Purpose:

To examine the training and concomitant changes in laboratory- and field-test performance of highly trained endurance runners.

Methods:

Fourteen highly trained male endurance runners (mean ± SD maximal oxygen uptake [VO2max] 69.8 ± 6.3 mL · kg−1 · min−1) completed this 1-y training study commencing in April. During the study the runners undertook 5 laboratory tests of VO2max, lactate threshold (LT), and running economy and 9 field tests to determine critical speed (CS) and the modeled maximum distance performed above CS (D′). The data for different periods of the year were compared using repeated-measures ANOVA. The influence of training on laboratory- and field-test changes was analyzed by multiple regression.

Results:

Total training distance varied during the year and was lower in May–July (333 ± 206 km, P = .01) and July–August (339 ± 206 km, P = .02) than in the subsequent January–February period (474 ± 188 km). VO2max increased from the April baseline (4.7 ± 0.4 L/min) in October and January periods (5.0 ± 0.4 L/min, P ≤ .01). Other laboratory measures did not change.

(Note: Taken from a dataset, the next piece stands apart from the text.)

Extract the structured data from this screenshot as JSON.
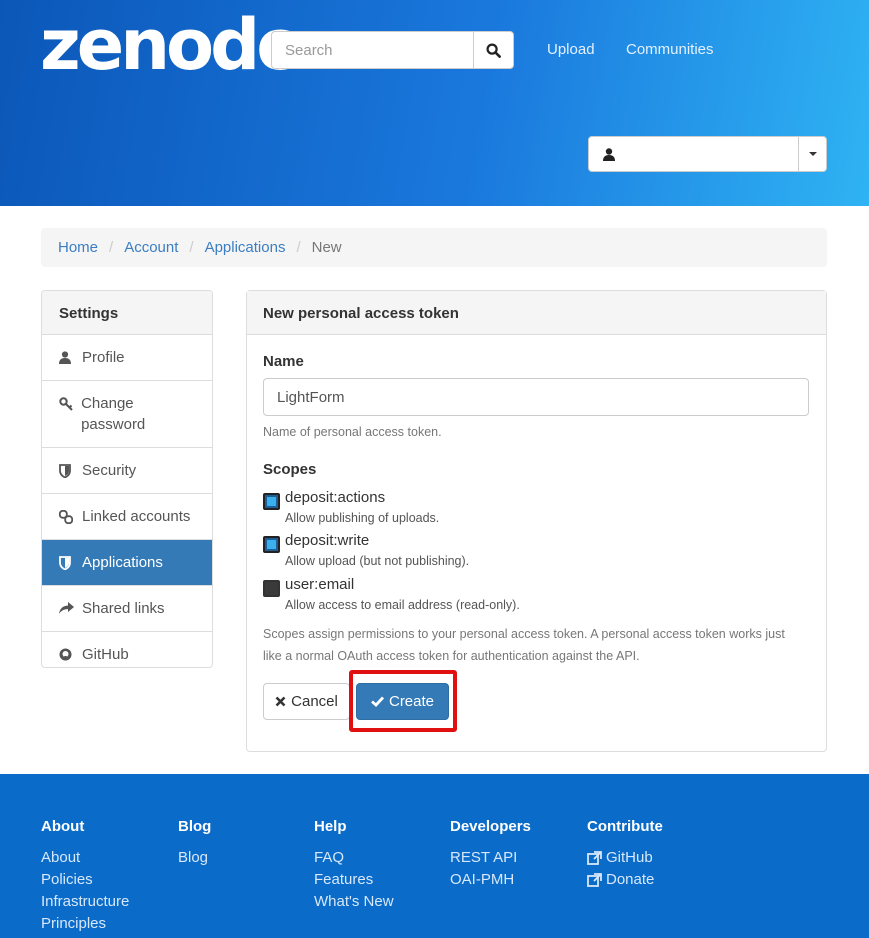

Runners’ CS was lowest in August (4.90 ± 0.32 m/s) and highest in February (4.99 ± 0.30 m/s, P = .02). Total training distance and the percentage of training time spent above LT velocity explained 33% of the variation in CS.

Conclusion:

Highly trained endurance runners achieve small but significant changes in VO2max and CS in a year. Increases in training distance and time above LT velocity were related to increases in CS.